§ Given data:
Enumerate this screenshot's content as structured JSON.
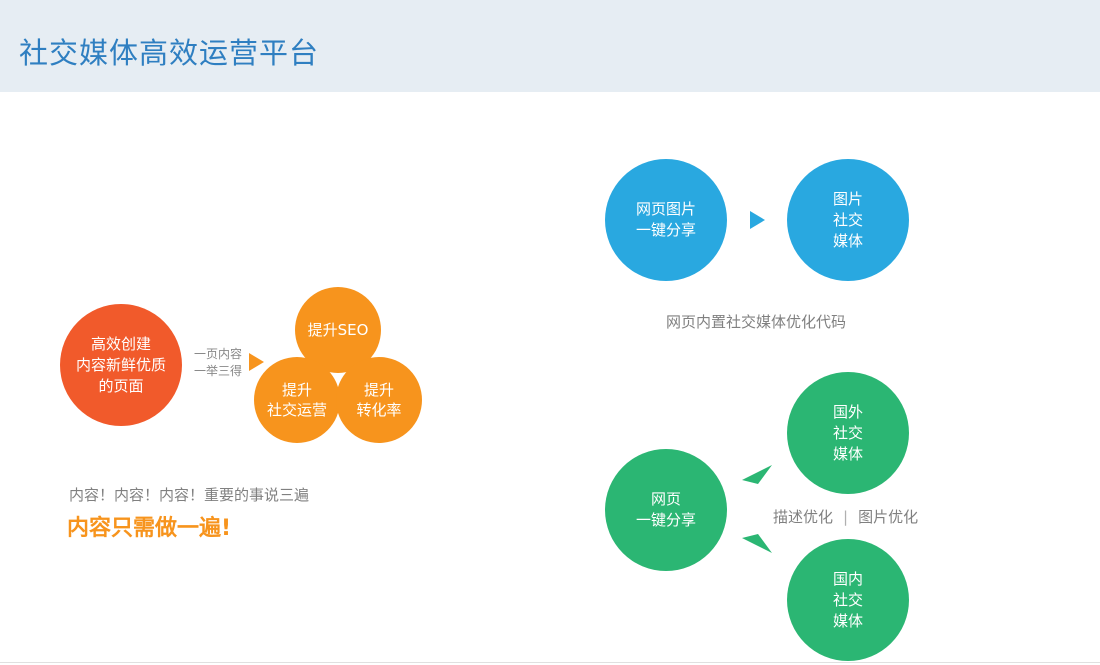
{
  "header": {
    "title": "社交媒体高效运营平台"
  },
  "left": {
    "create_circle": [
      "高效创建",
      "内容新鲜优质",
      "的页面"
    ],
    "arrow_label": [
      "一页内容",
      "一举三得"
    ],
    "seo_circle": [
      "提升SEO"
    ],
    "social_circle": [
      "提升",
      "社交运营"
    ],
    "conversion_circle": [
      "提升",
      "转化率"
    ],
    "repeat_text": "内容！内容！内容！重要的事说三遍",
    "once_text": "内容只需做一遍!"
  },
  "top_right": {
    "share_circle": [
      "网页图片",
      "一键分享"
    ],
    "target_circle": [
      "图片",
      "社交",
      "媒体"
    ],
    "caption": "网页内置社交媒体优化代码"
  },
  "bottom_right": {
    "share_circle": [
      "网页",
      "一键分享"
    ],
    "foreign_circle": [
      "国外",
      "社交",
      "媒体"
    ],
    "domestic_circle": [
      "国内",
      "社交",
      "媒体"
    ],
    "caption_left": "描述优化",
    "caption_sep": "|",
    "caption_right": "图片优化"
  },
  "colors": {
    "header_bg": "#e6edf3",
    "title": "#2f7fc1",
    "red": "#f15a2b",
    "orange": "#f7941d",
    "blue": "#29a8e0",
    "green": "#2bb673"
  }
}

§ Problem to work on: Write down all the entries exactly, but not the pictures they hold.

§ Solution below:
Enumerate this screenshot's content as structured JSON.
{
  "header": {
    "title": "社交媒体高效运营平台"
  },
  "left": {
    "create_circle": [
      "高效创建",
      "内容新鲜优质",
      "的页面"
    ],
    "arrow_label": [
      "一页内容",
      "一举三得"
    ],
    "seo_circle": [
      "提升SEO"
    ],
    "social_circle": [
      "提升",
      "社交运营"
    ],
    "conversion_circle": [
      "提升",
      "转化率"
    ],
    "repeat_text": "内容！内容！内容！重要的事说三遍",
    "once_text": "内容只需做一遍!"
  },
  "top_right": {
    "share_circle": [
      "网页图片",
      "一键分享"
    ],
    "target_circle": [
      "图片",
      "社交",
      "媒体"
    ],
    "caption": "网页内置社交媒体优化代码"
  },
  "bottom_right": {
    "share_circle": [
      "网页",
      "一键分享"
    ],
    "foreign_circle": [
      "国外",
      "社交",
      "媒体"
    ],
    "domestic_circle": [
      "国内",
      "社交",
      "媒体"
    ],
    "caption_left": "描述优化",
    "caption_sep": "|",
    "caption_right": "图片优化"
  },
  "colors": {
    "header_bg": "#e6edf3",
    "title": "#2f7fc1",
    "red": "#f15a2b",
    "orange": "#f7941d",
    "blue": "#29a8e0",
    "green": "#2bb673"
  }
}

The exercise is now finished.